NRL News

The critical importance of the Supreme Court to Donald Trump’s victory

by | Nov 15, 2016

By Dave Andrusko

Hats off to’s “Allahpundit” for a fascinating analysis posted late last night. It is an endlessly intriguing look at data points in the exit polls that I had missed entirely.

How many times did NRL News Today write about how the next President would nominee as many as three justices to the Supreme Court? And the critical importance of voting for pro-life Donald Trump for this reason?

It turns out that one of the exit poll question asked how important the Supreme Court was in people’s vote. The graph below is startlingly revealing.


56% of those who voted for Trump said it was the most important factor, compared to 41% for Hillary Clinton.
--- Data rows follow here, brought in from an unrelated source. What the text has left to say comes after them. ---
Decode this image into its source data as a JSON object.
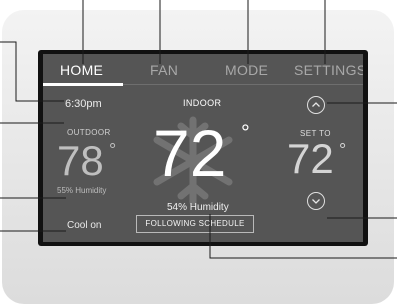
{
  "tabs": [
    {
      "label": "HOME",
      "active": true
    },
    {
      "label": "FAN",
      "active": false
    },
    {
      "label": "MODE",
      "active": false
    },
    {
      "label": "SETTINGS",
      "active": false
    }
  ],
  "time": "6:30pm",
  "indoor": {
    "label": "INDOOR",
    "temperature": "72",
    "degree_symbol": "°",
    "humidity": "54% Humidity"
  },
  "outdoor": {
    "label": "OUTDOOR",
    "temperature": "78",
    "degree_symbol": "°",
    "humidity": "55% Humidity"
  },
  "setpoint": {
    "label": "SET TO",
    "temperature": "72",
    "degree_symbol": "°"
  },
  "system_status": "Cool on",
  "schedule_button": "FOLLOWING SCHEDULE",
  "icons": {
    "background": "snowflake-icon",
    "up": "chevron-up-icon",
    "down": "chevron-down-icon"
  },
  "colors": {
    "screen": "#555555",
    "bezel": "#e6e6e6",
    "text": "#ffffff",
    "callout_line": "#1a1a1a"
  }
}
Allahpundit notes, of course, we can’t know how many of those people would have voted for their respective candidates anyway.
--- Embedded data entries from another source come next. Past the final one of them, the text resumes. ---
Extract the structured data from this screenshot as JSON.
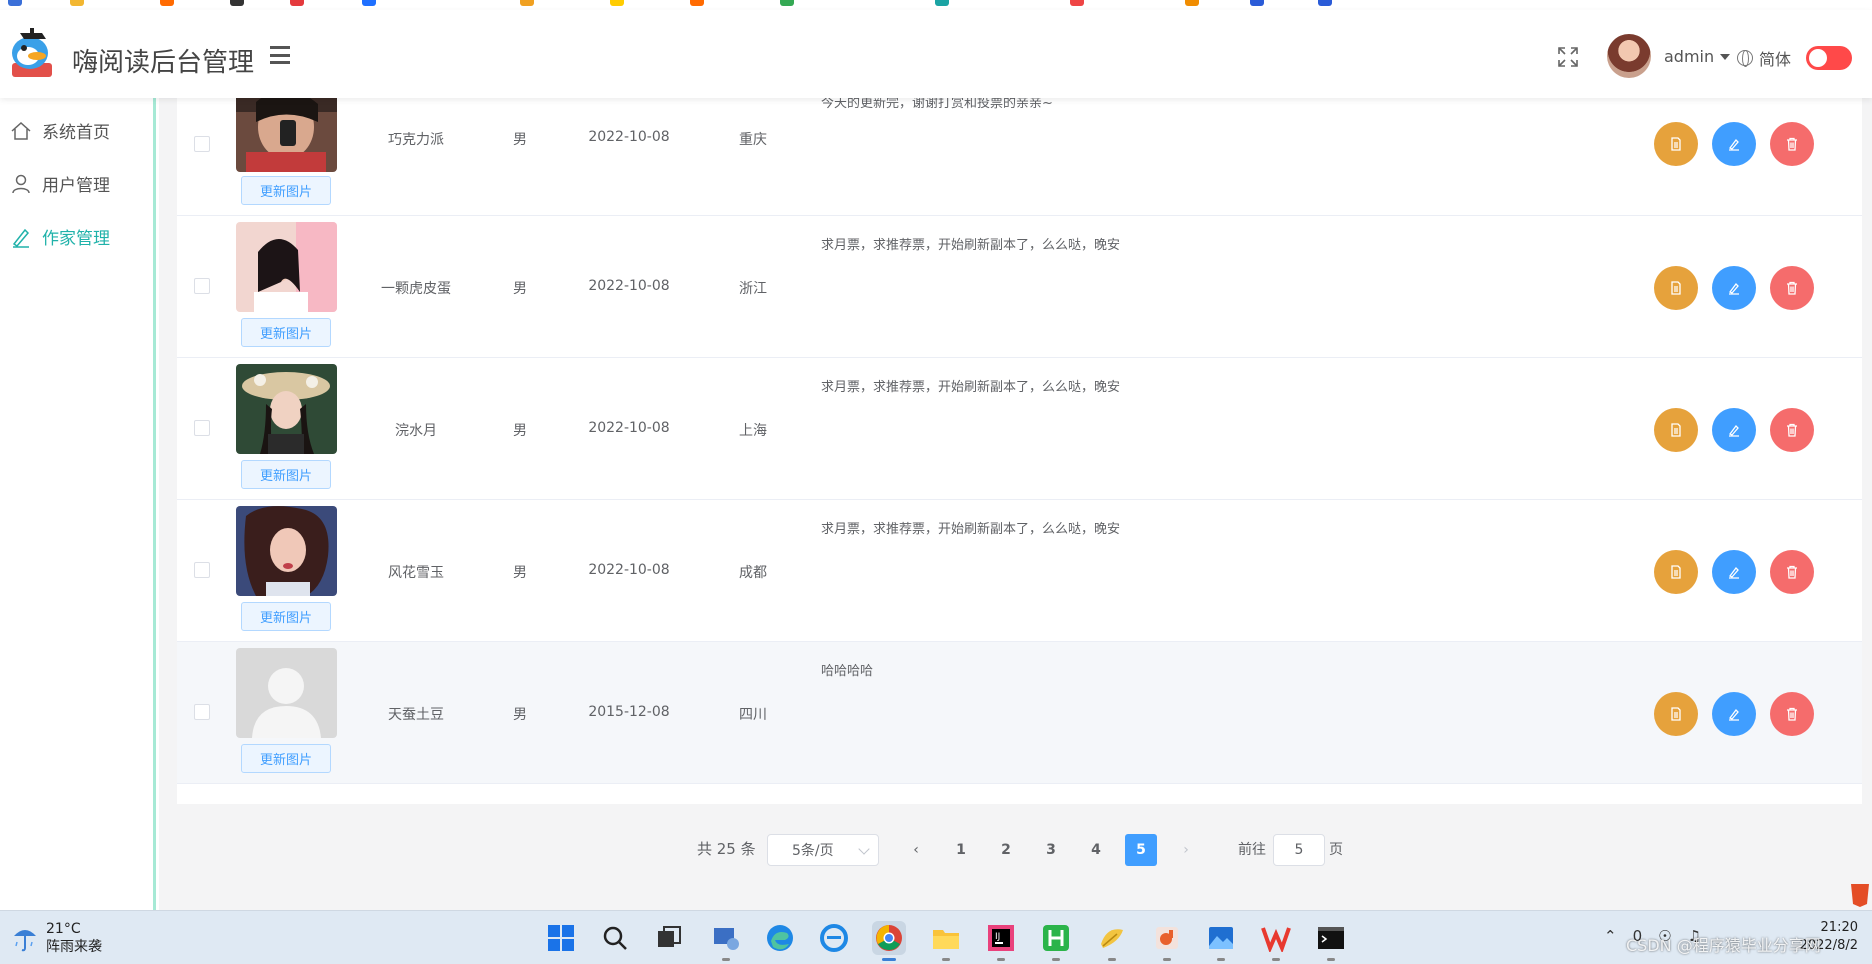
{
  "header": {
    "app_title": "嗨阅读后台管理",
    "user_name": "admin",
    "language": "简体"
  },
  "sidebar": {
    "items": [
      {
        "label": "系统首页",
        "icon": "home-icon"
      },
      {
        "label": "用户管理",
        "icon": "user-icon"
      },
      {
        "label": "作家管理",
        "icon": "pen-icon",
        "active": true
      }
    ]
  },
  "table": {
    "update_photo_label": "更新图片",
    "rows": [
      {
        "name": "巧克力派",
        "gender": "男",
        "date": "2022-10-08",
        "region": "重庆",
        "intro": "今天的更新完，谢谢打赏和投票的亲亲~",
        "photo": "photo-masked-selfie"
      },
      {
        "name": "一颗虎皮蛋",
        "gender": "男",
        "date": "2022-10-08",
        "region": "浙江",
        "intro": "求月票，求推荐票，开始刷新副本了，么么哒，晚安",
        "photo": "photo-girl-pink"
      },
      {
        "name": "浣水月",
        "gender": "男",
        "date": "2022-10-08",
        "region": "上海",
        "intro": "求月票，求推荐票，开始刷新副本了，么么哒，晚安",
        "photo": "photo-girl-flower-hat"
      },
      {
        "name": "风花雪玉",
        "gender": "男",
        "date": "2022-10-08",
        "region": "成都",
        "intro": "求月票，求推荐票，开始刷新副本了，么么哒，晚安",
        "photo": "photo-girl-curly-hair"
      },
      {
        "name": "天蚕土豆",
        "gender": "男",
        "date": "2015-12-08",
        "region": "四川",
        "intro": "哈哈哈哈",
        "photo": "photo-placeholder"
      }
    ]
  },
  "pagination": {
    "total_text": "共 25 条",
    "page_size": "5条/页",
    "pages": [
      "1",
      "2",
      "3",
      "4",
      "5"
    ],
    "current_page": "5",
    "jump_prefix": "前往",
    "jump_value": "5",
    "jump_suffix": "页"
  },
  "taskbar": {
    "temperature": "21°C",
    "weather_text": "阵雨来袭",
    "time": "21:20",
    "date": "2022/8/2",
    "tray_text": "0"
  },
  "watermark": "CSDN @程序猿毕业分享网",
  "colors": {
    "accent": "#20b2aa",
    "primary": "#409eff",
    "warning": "#e6a23c",
    "danger": "#f56c6c",
    "toggle": "#ff4949"
  }
}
But you could say that about any issue. So it is important that we not dismiss a 15 point differential on the issue of the Supreme Court. That is huge.

And, as Allahpundit immediately adds, that advantage could well have been critical in Midwestern states where Trump won very narrowly. (See below for more on that.)

Clearly, pro-life people listened to pro-life organizations such as National Right to Life and zeroed in on the High Court. And, as I have argued over and over, the significance of Donald Trump’s opposition to late term abortion, expressed in the third debate, cannot be overstated.

When he outlined in vivid detail what Hillary Clinton supports, you could almost sense a collective gasp among all those many, many tens of millions of Americans who know very little about the hideous reality of abortion.

As we have observed more than once, there were pro-lifers who had their doubts about Donald Trump. But reassured by what we wrote and (far more importantly) by what the now President-elect said, they “came home.”

But that was also true for Republicans.

How many times were we told that unless almost all Republicans voted for Trump he couldn’t win? That was true. What wasn’t true were all the stories that flatly stated that could not possibly happen.

In fact 90% of self-identified Republicans said they voted for Trump, compared to 89% of self-identified Democrats who voted for Clinton. But less than two weeks before, a poll found that not even a majority of Republicans thought the party would come together!

What happened?

In all three of the Rust Belt trifecta states, Wisconsin, Pennsylvania, and Michigan, Trump’s support among Republicans was slightly better than Clinton’s was with Democrats. In Pennsylvania the GOP split for him 89/9 (+80) versus Democrats splitting 87/11 for Clinton (+76).

In Michigan Republicans broke 90/7 for Trump (+83) compared to Democrats breaking 88/9 for Hillary (+79). And in Wisconsin, which was supposed to be Clinton’s strongest state, they were dead even at +84 in net party support with Republicans dividing 90/6 for Trump and Democrats dividing 91/7 for Clinton. Any degree of underperformance with his own base might have cost him the election, but in the end they were rock solid.

Alas, the state exit polls didn’t ask specifically about the Supreme Court, but given how tight those three races were and how remarkable Trump’s support was among what was supposed to be a divided Republican Party, is it likely that the Scalia vacancy made the difference? I think it’s surely possible.